This isn’t your grandfather’s health insurance.
Health plans today are on a constant search of new ways to engage members in their healthcare, reduce medical costs and satisfy employers, who purchase for roughly half of U.S. residents.
From pay-to-sleep schemes to healthcare transparency, today’s plans are leveraging incentives, technology, improved access and consumerism. Here’s how:
- Rewards for healthy behaviors. Look for more plans that reward employees who lose weight, control blood pressure, monitor blood sugar and more. Atena is even paying its own employees to get enough shut-eye.
- Holistic care. The Affordable Care Act said insurance companies “shall not discriminate” against any state-licensed health provider, leading to more coverage for chiropractic, homeopathic and naturopathic care. With Americans spending nearly $34 billion out-of-pocket on complementary care, insurers are beginning to take note with coverage that even extends to acupuncture and massage.
- Total well-being programs. The latest take on wellness helps employees manage stress, improve resiliency and conquer financial challenges. The 2015 World at Work survey found that nearly 75 percent of employers will increase expenditures on well-being programs over the next two years.
- Fitbits® and more. Fast Company reports that employers nationwide are distributing Fitbits and other activity trackers to motivate healthy lifestyles and make it easier to report wellness participation. It’s the latest twist on reducing obesity, controlling blood sugar and helping people avoid chronic conditions.
- Mobile apps. Today, two-thirds of Americans have a smartphones and a growing percentage are “smart-phone dependent,” according to the Pew Research Center.
Health plans are jumping on the mobile bandwagon with electronic ID cards, online claim statements, health trackers and text-messaging.
- Paperless explanation of benefits (EOBs). There’s a huge shift toward paperless recordkeeping, so savvy insurance companies are providing online EOBs. Now it’s time for doctors and hospitals to catch up: A Deloitte survey found that 70 percent of respondents prefer electronic medical bills, but 98 percent of providers still use paper billing systems.

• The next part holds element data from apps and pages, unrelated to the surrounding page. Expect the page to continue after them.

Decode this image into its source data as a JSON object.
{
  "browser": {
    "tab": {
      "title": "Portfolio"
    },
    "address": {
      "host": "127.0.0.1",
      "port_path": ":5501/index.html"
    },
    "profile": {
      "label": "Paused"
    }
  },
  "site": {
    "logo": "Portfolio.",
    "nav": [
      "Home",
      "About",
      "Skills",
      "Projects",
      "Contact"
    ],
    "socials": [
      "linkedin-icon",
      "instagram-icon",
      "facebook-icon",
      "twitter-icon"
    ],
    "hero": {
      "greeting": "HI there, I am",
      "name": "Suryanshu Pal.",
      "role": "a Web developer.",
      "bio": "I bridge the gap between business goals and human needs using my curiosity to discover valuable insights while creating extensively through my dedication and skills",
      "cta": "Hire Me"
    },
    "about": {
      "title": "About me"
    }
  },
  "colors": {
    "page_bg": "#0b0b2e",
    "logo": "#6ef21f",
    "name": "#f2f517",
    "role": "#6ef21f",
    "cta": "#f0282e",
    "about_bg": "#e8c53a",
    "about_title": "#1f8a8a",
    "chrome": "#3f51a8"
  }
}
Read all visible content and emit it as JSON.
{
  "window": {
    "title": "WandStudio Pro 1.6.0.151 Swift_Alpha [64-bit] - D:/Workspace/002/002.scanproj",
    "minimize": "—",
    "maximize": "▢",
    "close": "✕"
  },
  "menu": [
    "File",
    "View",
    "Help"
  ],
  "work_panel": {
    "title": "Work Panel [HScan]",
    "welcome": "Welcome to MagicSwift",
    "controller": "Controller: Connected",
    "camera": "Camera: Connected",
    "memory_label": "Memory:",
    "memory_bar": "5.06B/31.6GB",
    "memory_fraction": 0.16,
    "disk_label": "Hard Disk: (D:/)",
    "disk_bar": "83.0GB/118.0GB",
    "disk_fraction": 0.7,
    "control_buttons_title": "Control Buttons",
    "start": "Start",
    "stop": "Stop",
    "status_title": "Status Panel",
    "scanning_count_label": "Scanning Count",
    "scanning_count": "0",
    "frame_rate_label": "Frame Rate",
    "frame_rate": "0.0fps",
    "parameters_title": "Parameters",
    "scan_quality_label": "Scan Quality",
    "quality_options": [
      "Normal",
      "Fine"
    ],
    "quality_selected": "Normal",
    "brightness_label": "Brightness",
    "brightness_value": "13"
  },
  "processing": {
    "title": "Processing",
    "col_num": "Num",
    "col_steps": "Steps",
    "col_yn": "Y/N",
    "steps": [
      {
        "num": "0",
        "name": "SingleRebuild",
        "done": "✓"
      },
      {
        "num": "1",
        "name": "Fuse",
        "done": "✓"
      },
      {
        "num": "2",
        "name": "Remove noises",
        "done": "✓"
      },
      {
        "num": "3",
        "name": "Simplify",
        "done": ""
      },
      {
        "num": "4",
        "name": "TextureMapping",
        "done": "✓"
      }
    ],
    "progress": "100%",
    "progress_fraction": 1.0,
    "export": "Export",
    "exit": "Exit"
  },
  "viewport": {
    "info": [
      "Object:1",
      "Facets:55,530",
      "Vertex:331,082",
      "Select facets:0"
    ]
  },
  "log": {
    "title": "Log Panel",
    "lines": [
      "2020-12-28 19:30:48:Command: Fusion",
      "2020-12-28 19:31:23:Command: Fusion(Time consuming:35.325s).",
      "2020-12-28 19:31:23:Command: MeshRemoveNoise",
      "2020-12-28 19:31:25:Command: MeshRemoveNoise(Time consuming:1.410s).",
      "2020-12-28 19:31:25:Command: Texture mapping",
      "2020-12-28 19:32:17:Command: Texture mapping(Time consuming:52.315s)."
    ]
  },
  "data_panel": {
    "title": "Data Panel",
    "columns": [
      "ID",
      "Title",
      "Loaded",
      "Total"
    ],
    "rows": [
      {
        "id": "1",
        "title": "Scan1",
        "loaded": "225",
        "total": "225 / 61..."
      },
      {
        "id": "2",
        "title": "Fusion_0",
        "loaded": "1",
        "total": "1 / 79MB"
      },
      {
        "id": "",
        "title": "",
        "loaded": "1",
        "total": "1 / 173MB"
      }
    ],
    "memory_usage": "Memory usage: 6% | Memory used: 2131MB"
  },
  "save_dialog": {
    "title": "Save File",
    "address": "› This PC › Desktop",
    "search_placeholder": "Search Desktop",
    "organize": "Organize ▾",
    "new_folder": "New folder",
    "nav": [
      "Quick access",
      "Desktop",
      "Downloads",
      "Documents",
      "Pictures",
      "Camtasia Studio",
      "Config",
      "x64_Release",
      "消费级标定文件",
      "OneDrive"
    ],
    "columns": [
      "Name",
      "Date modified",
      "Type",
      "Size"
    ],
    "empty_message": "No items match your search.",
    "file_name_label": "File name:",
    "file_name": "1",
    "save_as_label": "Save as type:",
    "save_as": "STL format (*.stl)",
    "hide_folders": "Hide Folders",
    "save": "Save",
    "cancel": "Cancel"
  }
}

- Retail-center healthcare. There are 5 million visits to retail health clinics each year, which shows they’re gaining credibility among consumers. Insurance companies are finally getting onboard. Four out of five visits to clinics at Walgreens and CVS were covered by insurance, according to Forbes.
- Many patients find they need a doctor outside of traditional office hours – whether it’s for a child’s middle-of-the-night ear infection or a rash that pops up during a road trip. Telemedicine options allow Skype-like interactions (or a simple phone call) with certified doctors, at a lower cost to consumers than a visit to the emergency room or an urgent care center.
- Comparison shopping. More and more insurers are broaching this taboo topic, according to Forbes. Cost-comparison tools on carriers’ websites let savvy members save on non-emergency care by driving across town: The cost of routine procedures could vary by a factor of nine within the same city.
- Expanded savings accounts. More than 9 million Americans have Health Savings Accounts (HSAs), and their tax-advantages are getting lots of press from presidential candidates Donald Trump and Ted Cruz. The biggest challenge is education: People are easily confused about how to contribute, how to access funds and what qualifies as eligible expenses, according to The New York Times.